What to do:
This task calls for copying every line in the data below that contains the word "hàng".

Records to process:
┌──
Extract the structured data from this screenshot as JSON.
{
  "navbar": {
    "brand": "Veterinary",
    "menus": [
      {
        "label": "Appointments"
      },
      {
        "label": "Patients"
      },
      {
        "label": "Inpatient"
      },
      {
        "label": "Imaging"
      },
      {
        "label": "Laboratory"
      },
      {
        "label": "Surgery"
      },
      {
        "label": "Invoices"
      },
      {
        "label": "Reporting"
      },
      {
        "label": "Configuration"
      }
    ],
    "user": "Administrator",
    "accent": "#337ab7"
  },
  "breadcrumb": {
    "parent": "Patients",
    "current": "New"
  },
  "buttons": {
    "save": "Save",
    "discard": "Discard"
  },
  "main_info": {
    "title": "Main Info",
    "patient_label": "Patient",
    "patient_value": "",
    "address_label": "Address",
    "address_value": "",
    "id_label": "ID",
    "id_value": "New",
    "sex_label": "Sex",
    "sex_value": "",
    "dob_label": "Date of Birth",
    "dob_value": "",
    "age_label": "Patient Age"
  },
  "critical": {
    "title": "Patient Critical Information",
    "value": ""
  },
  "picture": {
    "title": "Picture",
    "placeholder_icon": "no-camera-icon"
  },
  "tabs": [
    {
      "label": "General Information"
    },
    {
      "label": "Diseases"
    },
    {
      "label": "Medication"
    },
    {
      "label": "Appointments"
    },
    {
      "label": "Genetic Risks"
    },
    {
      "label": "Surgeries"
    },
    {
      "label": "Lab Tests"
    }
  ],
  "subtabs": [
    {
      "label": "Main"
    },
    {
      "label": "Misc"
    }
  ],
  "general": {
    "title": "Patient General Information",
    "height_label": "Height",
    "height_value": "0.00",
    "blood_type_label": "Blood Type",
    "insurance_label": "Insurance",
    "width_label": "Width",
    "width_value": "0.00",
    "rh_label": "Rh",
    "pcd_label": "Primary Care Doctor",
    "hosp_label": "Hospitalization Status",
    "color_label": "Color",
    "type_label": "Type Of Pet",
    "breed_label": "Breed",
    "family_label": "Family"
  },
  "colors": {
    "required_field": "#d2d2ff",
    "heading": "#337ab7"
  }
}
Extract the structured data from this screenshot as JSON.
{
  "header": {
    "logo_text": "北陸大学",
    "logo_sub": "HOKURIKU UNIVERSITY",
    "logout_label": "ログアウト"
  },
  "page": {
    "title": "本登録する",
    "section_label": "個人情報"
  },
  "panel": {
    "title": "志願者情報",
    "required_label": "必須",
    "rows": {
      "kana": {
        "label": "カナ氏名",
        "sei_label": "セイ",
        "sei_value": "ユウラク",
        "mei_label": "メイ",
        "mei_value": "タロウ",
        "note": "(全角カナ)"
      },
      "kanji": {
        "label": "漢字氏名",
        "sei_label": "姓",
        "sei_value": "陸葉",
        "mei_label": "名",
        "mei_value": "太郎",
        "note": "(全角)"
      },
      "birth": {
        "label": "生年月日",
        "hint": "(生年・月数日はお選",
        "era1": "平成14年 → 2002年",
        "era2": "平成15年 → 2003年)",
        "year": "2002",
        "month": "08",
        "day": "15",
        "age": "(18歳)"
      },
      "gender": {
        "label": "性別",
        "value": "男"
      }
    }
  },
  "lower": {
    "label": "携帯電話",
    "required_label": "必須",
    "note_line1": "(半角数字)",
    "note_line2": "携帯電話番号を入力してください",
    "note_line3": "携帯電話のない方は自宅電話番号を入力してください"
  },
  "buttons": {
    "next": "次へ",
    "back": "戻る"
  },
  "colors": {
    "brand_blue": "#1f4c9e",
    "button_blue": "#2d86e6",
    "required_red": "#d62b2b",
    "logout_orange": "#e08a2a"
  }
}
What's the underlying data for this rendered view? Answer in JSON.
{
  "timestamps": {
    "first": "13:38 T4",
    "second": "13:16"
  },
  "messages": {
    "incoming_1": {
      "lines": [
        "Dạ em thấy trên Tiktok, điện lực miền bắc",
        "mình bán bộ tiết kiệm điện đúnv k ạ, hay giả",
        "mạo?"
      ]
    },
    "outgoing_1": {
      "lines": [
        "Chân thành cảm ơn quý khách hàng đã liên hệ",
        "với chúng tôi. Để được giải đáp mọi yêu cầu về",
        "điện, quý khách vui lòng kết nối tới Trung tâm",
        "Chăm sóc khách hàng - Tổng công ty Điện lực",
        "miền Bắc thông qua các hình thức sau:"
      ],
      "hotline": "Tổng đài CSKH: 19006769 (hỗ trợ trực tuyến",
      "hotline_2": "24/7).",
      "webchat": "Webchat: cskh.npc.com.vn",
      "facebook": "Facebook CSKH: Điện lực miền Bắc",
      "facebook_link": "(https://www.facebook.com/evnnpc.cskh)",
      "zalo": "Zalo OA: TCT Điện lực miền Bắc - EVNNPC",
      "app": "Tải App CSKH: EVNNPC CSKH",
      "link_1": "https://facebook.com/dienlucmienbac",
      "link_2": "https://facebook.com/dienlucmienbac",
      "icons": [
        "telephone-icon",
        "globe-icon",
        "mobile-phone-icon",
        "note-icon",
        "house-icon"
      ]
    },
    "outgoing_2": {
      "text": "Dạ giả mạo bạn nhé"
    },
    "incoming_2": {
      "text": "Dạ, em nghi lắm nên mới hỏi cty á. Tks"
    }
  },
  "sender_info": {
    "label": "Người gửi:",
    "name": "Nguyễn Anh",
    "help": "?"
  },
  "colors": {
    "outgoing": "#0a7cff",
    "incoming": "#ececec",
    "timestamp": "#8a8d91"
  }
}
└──
Answer section:
        "Chân thành cảm ơn quý khách hàng đã liên hệ",
        "Chăm sóc khách hàng - Tổng công ty Điện lực",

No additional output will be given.